• _Problem requirements_
Print all the records exactly, please.

• _Working data_
Segment Open

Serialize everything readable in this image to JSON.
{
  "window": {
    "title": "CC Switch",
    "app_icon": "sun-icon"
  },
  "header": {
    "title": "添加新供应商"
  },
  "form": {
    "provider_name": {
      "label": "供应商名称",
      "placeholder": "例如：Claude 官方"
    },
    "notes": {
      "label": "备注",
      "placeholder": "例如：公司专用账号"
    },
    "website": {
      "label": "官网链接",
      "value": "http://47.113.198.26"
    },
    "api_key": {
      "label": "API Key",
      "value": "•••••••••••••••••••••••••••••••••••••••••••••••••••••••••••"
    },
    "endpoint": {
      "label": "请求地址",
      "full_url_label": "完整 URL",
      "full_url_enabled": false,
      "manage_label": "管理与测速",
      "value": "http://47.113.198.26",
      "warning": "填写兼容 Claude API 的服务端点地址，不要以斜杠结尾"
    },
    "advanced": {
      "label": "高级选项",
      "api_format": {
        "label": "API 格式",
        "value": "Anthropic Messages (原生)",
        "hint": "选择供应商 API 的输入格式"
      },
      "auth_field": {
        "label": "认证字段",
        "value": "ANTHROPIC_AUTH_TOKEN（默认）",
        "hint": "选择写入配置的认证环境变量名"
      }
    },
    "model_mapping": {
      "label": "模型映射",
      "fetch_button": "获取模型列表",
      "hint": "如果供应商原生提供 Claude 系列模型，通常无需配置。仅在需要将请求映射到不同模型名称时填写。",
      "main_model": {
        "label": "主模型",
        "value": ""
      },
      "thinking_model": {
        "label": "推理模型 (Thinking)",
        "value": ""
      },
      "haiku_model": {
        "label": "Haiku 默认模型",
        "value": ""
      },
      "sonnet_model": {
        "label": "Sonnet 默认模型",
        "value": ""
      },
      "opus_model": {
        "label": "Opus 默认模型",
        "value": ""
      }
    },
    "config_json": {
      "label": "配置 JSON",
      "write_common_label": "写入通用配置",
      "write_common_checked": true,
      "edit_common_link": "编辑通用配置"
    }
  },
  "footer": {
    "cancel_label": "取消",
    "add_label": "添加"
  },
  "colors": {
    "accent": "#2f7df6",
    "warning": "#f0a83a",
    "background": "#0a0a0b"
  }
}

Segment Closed

• _Response area_
Serialize everything readable in this image to JSON.
{
  "window": {
    "title": "CC Switch",
    "app_icon": "sun-icon"
  },
  "header": {
    "title": "添加新供应商"
  },
  "form": {
    "provider_name": {
      "label": "供应商名称",
      "placeholder": "例如：Claude 官方"
    },
    "notes": {
      "label": "备注",
      "placeholder": "例如：公司专用账号"
    },
    "website": {
      "label": "官网链接",
      "value": "http://47.113.198.26"
    },
    "api_key": {
      "label": "API Key",
      "value": "•••••••••••••••••••••••••••••••••••••••••••••••••••••••••••"
    },
    "endpoint": {
      "label": "请求地址",
      "full_url_label": "完整 URL",
      "full_url_enabled": false,
      "manage_label": "管理与测速",
      "value": "http://47.113.198.26",
      "warning": "填写兼容 Claude API 的服务端点地址，不要以斜杠结尾"
    },
    "advanced": {
      "label": "高级选项",
      "api_format": {
        "label": "API 格式",
        "value": "Anthropic Messages (原生)",
        "hint": "选择供应商 API 的输入格式"
      },
      "auth_field": {
        "label": "认证字段",
        "value": "ANTHROPIC_AUTH_TOKEN（默认）",
        "hint": "选择写入配置的认证环境变量名"
      }
    },
    "model_mapping": {
      "label": "模型映射",
      "fetch_button": "获取模型列表",
      "hint": "如果供应商原生提供 Claude 系列模型，通常无需配置。仅在需要将请求映射到不同模型名称时填写。",
      "main_model": {
        "label": "主模型",
        "value": ""
      },
      "thinking_model": {
        "label": "推理模型 (Thinking)",
        "value": ""
      },
      "haiku_model": {
        "label": "Haiku 默认模型",
        "value": ""
      },
      "sonnet_model": {
        "label": "Sonnet 默认模型",
        "value": ""
      },
      "opus_model": {
        "label": "Opus 默认模型",
        "value": ""
      }
    },
    "config_json": {
      "label": "配置 JSON",
      "write_common_label": "写入通用配置",
      "write_common_checked": true,
      "edit_common_link": "编辑通用配置"
    }
  },
  "footer": {
    "cancel_label": "取消",
    "add_label": "添加"
  },
  "colors": {
    "accent": "#2f7df6",
    "warning": "#f0a83a",
    "background": "#0a0a0b"
  }
}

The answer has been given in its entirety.